What is needed → Copy each line containing "into" from the listing below.

Available records →

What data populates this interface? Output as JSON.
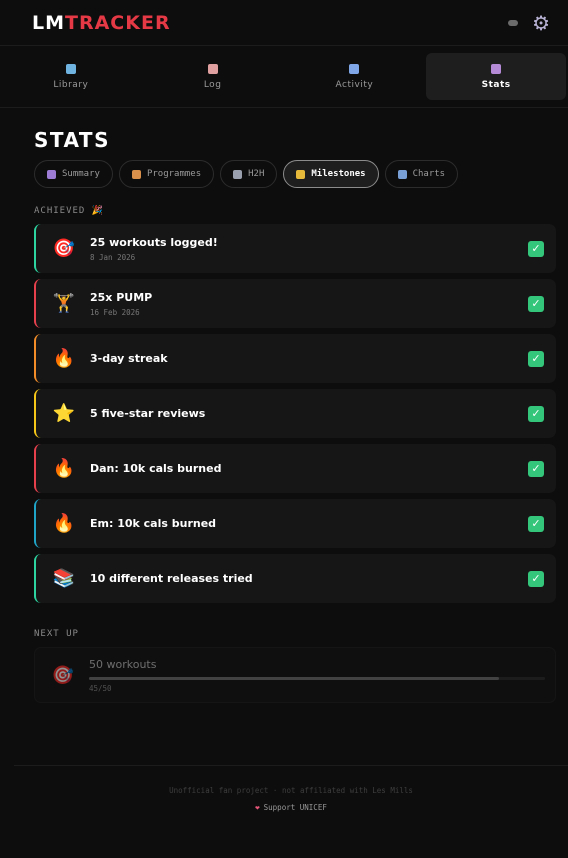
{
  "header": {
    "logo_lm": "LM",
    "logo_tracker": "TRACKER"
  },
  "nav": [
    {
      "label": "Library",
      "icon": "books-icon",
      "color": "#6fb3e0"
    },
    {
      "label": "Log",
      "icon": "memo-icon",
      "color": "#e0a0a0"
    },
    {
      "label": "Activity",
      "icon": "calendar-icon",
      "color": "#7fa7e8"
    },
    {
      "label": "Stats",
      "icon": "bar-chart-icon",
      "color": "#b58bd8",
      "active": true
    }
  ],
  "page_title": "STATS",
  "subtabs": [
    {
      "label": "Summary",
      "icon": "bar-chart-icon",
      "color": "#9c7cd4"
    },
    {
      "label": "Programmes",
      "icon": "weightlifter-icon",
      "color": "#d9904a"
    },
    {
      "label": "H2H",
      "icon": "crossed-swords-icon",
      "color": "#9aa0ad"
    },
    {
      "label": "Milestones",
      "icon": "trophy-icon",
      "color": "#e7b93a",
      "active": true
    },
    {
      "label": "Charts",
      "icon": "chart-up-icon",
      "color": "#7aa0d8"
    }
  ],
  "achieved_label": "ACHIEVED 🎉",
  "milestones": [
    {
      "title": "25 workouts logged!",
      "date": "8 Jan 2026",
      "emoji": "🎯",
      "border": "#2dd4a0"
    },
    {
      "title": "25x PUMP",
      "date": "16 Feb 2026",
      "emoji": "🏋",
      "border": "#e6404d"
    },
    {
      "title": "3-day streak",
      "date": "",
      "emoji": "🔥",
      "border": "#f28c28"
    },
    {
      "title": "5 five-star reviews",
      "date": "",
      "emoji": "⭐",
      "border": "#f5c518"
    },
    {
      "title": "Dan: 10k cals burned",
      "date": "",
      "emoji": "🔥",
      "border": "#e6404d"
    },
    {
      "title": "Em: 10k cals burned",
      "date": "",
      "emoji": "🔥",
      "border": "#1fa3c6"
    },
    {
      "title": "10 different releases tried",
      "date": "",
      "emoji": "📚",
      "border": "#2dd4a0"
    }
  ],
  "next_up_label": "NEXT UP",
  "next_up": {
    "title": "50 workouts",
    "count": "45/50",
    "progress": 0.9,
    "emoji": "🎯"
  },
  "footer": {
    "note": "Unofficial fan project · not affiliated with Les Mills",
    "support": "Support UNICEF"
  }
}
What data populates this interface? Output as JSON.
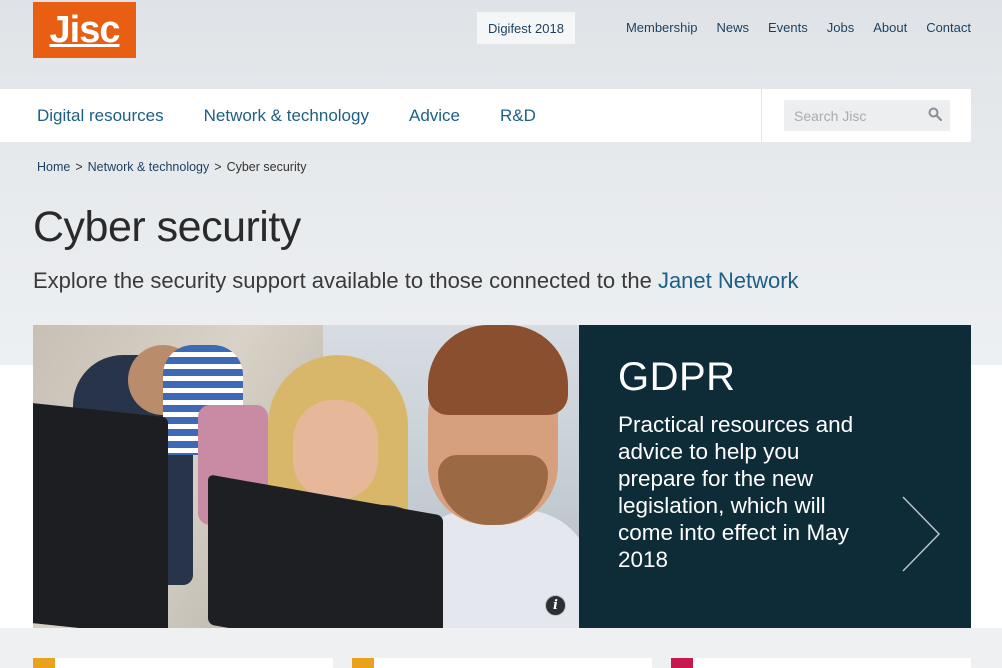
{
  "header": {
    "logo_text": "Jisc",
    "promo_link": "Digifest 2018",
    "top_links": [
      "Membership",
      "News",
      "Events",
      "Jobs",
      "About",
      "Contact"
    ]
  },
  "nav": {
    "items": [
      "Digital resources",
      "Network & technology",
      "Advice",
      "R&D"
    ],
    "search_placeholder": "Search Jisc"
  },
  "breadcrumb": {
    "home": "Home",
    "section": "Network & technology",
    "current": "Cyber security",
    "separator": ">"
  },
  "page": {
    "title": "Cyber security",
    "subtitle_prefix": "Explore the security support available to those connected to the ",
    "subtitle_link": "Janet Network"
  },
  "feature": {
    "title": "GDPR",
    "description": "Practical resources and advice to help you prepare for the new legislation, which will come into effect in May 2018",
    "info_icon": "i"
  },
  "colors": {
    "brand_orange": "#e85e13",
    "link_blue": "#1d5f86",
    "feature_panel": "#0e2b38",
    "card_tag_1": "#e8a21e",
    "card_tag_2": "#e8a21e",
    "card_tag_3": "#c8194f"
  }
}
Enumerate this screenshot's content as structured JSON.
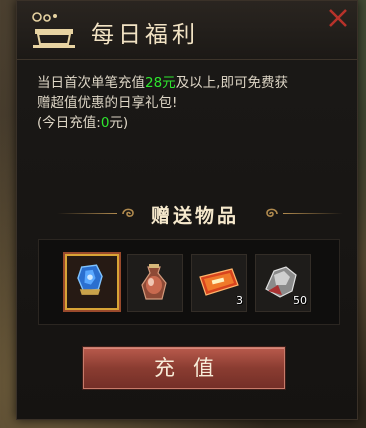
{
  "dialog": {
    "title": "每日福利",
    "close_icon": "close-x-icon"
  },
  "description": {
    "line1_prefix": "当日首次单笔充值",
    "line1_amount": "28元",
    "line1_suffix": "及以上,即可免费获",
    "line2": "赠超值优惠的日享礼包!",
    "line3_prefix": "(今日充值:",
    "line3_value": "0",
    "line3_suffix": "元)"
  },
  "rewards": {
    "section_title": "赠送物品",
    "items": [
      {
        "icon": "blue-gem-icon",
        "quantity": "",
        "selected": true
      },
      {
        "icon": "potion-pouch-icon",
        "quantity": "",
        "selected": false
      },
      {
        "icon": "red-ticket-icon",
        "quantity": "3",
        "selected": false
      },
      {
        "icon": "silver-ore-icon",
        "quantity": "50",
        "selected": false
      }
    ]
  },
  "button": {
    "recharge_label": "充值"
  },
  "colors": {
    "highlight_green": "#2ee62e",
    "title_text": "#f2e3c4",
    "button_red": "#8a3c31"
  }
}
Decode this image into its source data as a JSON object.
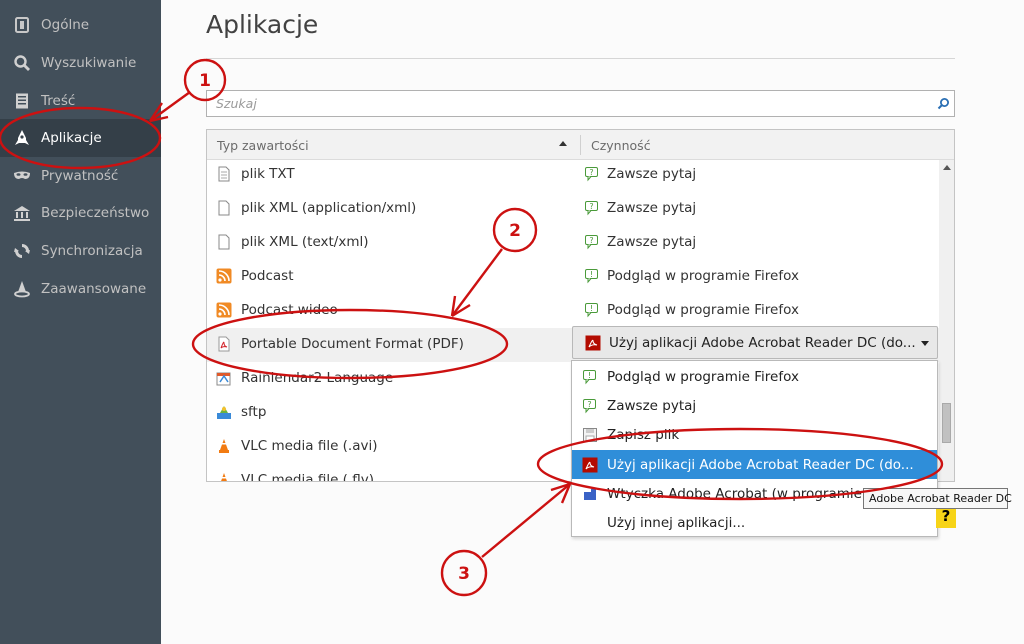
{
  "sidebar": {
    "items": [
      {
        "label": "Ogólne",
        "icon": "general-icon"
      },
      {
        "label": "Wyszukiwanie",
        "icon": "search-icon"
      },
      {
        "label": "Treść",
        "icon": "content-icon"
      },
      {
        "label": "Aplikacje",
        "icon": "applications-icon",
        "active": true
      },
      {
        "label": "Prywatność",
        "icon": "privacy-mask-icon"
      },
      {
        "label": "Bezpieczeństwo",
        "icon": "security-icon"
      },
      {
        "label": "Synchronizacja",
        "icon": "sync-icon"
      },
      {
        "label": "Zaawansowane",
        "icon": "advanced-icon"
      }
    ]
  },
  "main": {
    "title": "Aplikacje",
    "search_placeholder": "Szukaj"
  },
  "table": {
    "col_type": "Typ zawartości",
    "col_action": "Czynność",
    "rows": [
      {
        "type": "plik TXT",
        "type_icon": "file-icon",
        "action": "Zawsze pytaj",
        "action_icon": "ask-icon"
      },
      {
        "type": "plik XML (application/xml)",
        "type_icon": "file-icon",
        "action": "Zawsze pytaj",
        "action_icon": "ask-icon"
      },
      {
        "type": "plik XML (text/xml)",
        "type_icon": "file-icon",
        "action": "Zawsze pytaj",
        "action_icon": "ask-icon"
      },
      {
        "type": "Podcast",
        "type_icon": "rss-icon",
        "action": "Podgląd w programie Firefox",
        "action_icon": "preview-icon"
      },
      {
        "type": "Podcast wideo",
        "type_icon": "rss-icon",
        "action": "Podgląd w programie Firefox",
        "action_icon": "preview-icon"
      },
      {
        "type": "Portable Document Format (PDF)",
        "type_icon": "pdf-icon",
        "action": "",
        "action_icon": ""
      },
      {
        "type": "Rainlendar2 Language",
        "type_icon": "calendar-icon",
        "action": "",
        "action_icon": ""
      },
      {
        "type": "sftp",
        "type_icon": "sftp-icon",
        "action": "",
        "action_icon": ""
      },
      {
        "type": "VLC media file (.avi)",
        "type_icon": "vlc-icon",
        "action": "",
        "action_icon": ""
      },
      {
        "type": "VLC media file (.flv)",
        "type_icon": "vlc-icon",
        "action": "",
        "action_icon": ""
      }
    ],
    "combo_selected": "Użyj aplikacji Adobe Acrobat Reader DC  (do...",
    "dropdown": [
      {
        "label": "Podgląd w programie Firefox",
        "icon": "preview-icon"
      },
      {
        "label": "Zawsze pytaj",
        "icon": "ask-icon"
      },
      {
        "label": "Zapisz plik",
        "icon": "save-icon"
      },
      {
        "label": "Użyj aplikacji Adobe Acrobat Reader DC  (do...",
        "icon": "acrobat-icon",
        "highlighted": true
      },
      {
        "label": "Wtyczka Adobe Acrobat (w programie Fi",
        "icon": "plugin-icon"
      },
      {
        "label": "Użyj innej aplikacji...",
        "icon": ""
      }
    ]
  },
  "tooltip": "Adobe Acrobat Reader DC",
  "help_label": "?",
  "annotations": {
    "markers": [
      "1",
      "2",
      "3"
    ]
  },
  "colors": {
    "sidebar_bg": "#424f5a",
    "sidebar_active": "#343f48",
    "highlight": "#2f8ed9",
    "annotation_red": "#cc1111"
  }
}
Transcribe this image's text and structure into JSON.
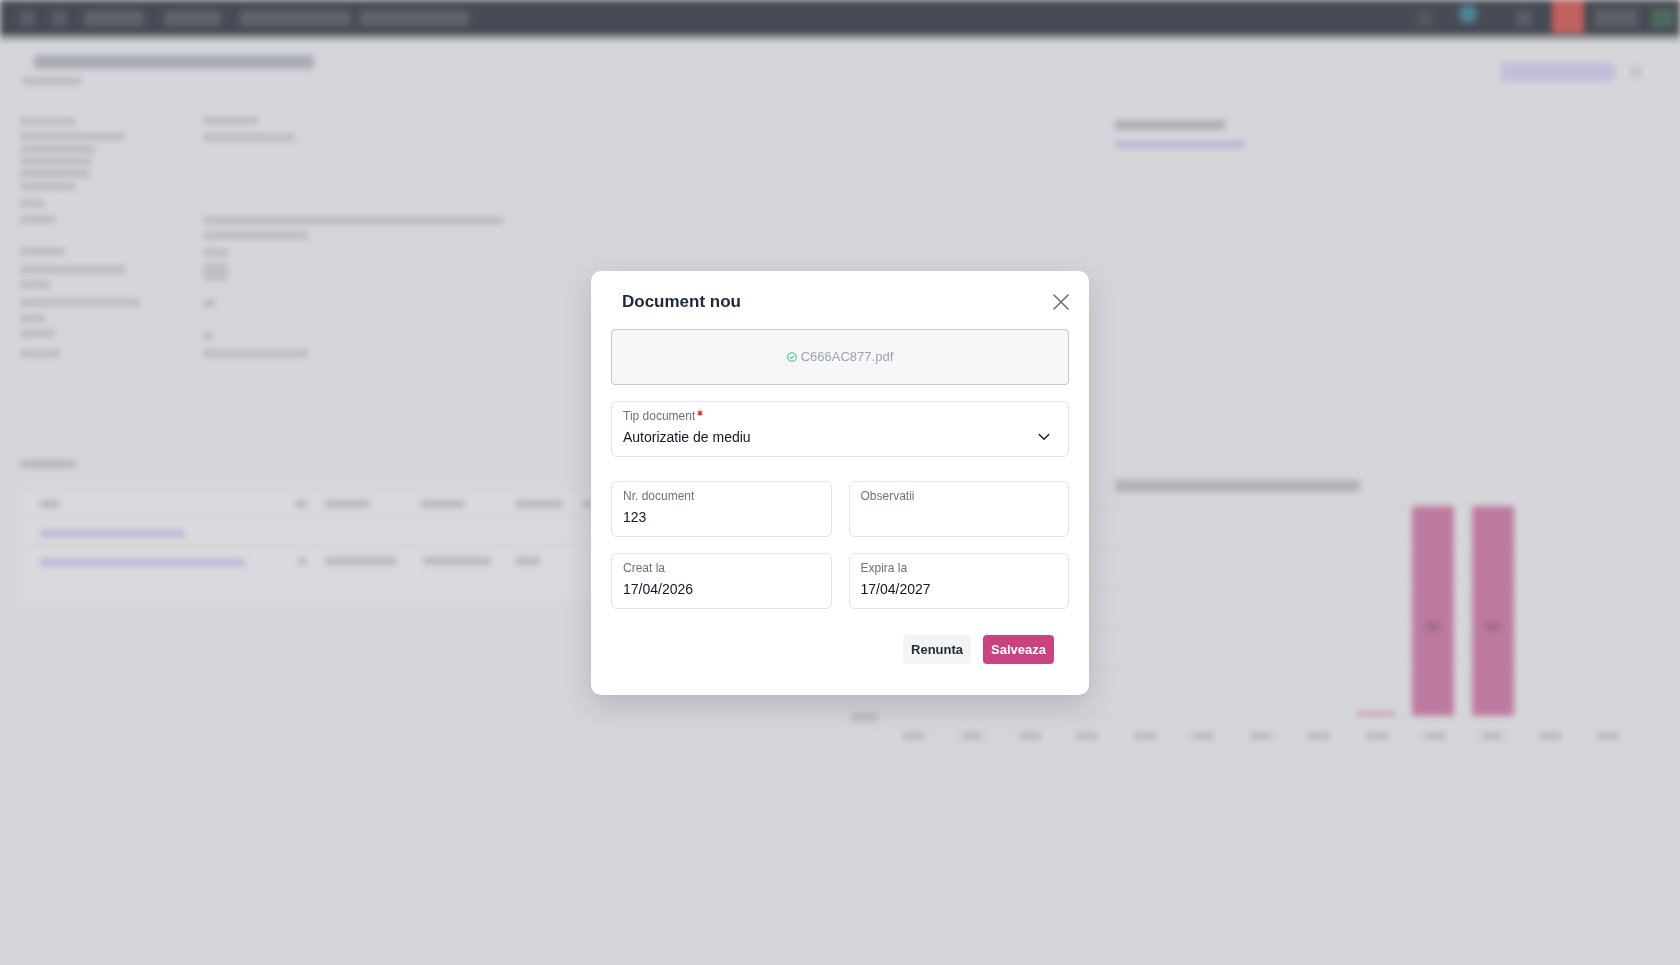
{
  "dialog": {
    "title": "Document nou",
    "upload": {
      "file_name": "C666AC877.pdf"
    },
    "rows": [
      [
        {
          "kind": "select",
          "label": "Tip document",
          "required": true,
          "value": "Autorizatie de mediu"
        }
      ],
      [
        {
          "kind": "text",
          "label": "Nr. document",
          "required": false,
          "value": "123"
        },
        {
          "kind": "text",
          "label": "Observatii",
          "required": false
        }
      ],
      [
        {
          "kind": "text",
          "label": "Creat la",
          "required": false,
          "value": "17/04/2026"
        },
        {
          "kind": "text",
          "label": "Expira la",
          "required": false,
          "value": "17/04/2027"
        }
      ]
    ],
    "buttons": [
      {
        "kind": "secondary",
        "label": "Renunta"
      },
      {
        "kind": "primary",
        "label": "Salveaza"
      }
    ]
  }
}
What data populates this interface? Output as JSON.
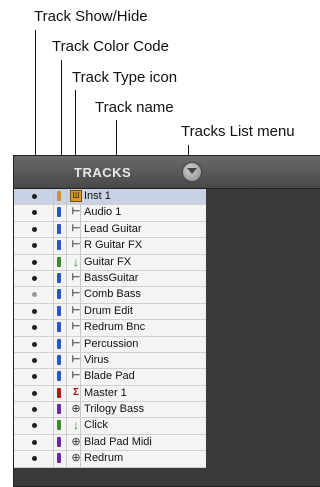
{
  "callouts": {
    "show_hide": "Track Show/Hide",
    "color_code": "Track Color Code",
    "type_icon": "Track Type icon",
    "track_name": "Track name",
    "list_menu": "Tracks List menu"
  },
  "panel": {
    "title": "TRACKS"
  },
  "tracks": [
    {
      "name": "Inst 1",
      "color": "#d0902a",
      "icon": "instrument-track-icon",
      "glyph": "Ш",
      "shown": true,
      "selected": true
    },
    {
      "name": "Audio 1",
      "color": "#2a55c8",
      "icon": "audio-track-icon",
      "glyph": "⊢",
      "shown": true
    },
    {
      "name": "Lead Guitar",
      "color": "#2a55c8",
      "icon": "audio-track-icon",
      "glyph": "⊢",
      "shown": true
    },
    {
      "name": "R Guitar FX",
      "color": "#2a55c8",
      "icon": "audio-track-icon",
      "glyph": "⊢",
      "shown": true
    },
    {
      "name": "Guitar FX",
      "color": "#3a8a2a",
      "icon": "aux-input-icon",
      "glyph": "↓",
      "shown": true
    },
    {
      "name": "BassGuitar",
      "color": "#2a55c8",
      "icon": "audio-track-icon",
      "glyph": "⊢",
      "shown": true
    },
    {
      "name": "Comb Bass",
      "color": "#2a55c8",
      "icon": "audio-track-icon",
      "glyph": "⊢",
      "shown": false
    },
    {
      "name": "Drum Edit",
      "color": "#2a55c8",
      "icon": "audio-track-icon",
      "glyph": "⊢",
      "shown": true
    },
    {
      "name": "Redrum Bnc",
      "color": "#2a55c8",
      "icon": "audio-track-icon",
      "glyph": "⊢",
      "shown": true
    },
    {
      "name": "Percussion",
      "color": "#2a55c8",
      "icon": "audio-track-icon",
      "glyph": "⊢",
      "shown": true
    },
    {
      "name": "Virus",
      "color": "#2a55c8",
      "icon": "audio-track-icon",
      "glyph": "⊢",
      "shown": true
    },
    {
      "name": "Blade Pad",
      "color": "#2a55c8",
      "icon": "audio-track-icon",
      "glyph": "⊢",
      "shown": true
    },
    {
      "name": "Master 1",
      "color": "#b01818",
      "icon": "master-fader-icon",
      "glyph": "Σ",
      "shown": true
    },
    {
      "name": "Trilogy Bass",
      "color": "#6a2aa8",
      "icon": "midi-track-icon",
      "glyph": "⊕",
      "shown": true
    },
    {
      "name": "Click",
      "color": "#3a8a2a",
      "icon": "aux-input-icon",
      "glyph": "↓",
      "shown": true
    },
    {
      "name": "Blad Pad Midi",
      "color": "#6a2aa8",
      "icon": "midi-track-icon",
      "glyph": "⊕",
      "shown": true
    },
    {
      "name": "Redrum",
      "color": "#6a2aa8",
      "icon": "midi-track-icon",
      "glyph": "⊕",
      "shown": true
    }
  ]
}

Solution for this task →
    "description": "Practical resources and advice to help you prepare for the new legislation, which will come into effect in May 2018",
Decode this image into its source data as a JSON object.
Transcribe this image's text and structure into JSON.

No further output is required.